SBIR 95-1 SOLICITATION
A SELF REGENERATING ELECTROCHEMICALLY-DRIVEN ION-EXCHANGE PROCESS
Successful long term operation of a closed regenerative life support system requires on-
board recovery and reuse of aqueous waste streams. Recovery and reuse must be
accomplished without reliance on on-board expendable chemical and hardware components.
One essential step in the recovery of potable water is treatment to remove dissolved ions.
Removal of dissolved ions is usually accomplished by ion-exchange processes, where ions
are absorbed onto an insoluble solid material and replaced by an equivalent quantity of
another ion. Ion-exchange is inherently a batch process. Ion-exchange resin beds have a
finite capacity to absorb ions before service must be interrupted to regenerate the beds.
Regeneration of the beds is a complex procedure with the major disadvantage of requiring
chemical reagents as a consumable. This proposal concerns the development of a self
regenerating electrochemically driven ion-exchange process. The method is able to treat all
types of effluent streams in a life support system, including bioreactor effluents, and there
are no requirements for expendable treatment chemicals. The proposed technology will lead
to an exciting new commercial product for terrestrial applications because the method can
be used in a continuous mode. Continuous ion-exchange processes are much sought after
by many sectors of the water treatment industry.
Potential Commercial Applications:
The anticipated result of this project is the development of a versatile process for the
separation and recovery of dissolved ions from water.
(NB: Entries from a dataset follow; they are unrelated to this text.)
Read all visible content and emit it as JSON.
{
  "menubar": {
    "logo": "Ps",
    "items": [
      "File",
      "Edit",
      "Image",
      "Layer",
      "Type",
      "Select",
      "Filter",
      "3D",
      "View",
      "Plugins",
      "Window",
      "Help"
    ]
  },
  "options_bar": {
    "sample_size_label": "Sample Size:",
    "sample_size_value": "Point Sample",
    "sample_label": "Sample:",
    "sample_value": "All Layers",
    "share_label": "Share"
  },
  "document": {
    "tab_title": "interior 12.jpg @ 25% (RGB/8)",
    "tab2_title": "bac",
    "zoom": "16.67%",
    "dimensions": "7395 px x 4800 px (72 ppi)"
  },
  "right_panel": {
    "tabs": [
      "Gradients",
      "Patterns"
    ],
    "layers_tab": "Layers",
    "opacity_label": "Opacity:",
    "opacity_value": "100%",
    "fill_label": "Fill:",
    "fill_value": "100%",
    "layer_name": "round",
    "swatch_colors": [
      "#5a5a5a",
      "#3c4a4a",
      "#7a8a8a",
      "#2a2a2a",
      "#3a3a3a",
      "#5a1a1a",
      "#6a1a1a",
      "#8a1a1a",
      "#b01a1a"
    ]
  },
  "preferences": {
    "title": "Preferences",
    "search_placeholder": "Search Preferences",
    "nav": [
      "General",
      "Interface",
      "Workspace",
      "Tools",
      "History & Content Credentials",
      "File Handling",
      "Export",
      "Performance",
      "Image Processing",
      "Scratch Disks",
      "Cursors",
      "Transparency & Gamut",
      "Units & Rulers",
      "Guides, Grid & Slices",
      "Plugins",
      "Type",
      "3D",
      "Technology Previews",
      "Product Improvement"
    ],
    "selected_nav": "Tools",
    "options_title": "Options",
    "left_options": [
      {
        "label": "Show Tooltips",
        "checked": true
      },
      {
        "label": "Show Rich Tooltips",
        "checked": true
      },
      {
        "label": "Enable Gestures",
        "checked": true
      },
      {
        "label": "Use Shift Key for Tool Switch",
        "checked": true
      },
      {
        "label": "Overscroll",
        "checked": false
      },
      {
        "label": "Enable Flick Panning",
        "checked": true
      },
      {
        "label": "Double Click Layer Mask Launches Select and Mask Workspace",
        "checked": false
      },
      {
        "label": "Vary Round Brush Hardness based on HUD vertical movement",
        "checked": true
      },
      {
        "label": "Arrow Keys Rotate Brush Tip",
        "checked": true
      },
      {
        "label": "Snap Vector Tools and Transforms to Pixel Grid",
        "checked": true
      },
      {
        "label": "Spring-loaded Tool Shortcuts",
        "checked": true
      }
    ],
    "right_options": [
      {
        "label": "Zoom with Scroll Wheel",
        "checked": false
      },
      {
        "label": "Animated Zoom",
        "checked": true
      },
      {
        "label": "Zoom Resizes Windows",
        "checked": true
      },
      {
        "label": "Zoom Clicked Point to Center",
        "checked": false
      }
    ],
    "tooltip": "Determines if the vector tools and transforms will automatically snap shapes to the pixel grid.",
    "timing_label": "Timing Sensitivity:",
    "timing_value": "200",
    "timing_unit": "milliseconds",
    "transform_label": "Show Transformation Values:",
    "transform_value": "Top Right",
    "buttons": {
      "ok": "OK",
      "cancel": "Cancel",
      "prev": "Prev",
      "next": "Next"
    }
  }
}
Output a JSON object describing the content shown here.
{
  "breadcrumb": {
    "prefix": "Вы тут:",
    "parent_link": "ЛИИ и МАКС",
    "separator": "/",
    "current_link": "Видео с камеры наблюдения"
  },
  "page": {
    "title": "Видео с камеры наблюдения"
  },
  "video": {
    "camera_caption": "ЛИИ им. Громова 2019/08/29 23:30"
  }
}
The method will have wide-ranging
commercial applications including: potable water treatment, the preparation of high purity
water for the pharmaceutical and electronics industry; and, for the removal of toxic heavy
metals from industrial effluents (e.g., from metal plating shops).
Name and Address of Offeror:
7610 Eastmark Drive, Suite 105
College Station, Texas 77840
Small Business Innovation Research Program (SBIR) &
Small Business Technology Transfer Program (STTR) Programs
Electronic Management System (EMS)
National Aeronautics and Space Administration (NASA)
The SBIR/STTR EMS site is maintained by Steve
Hu, Hughes STX.
For comments and questions, contact
Updated: Feb. 7, 1996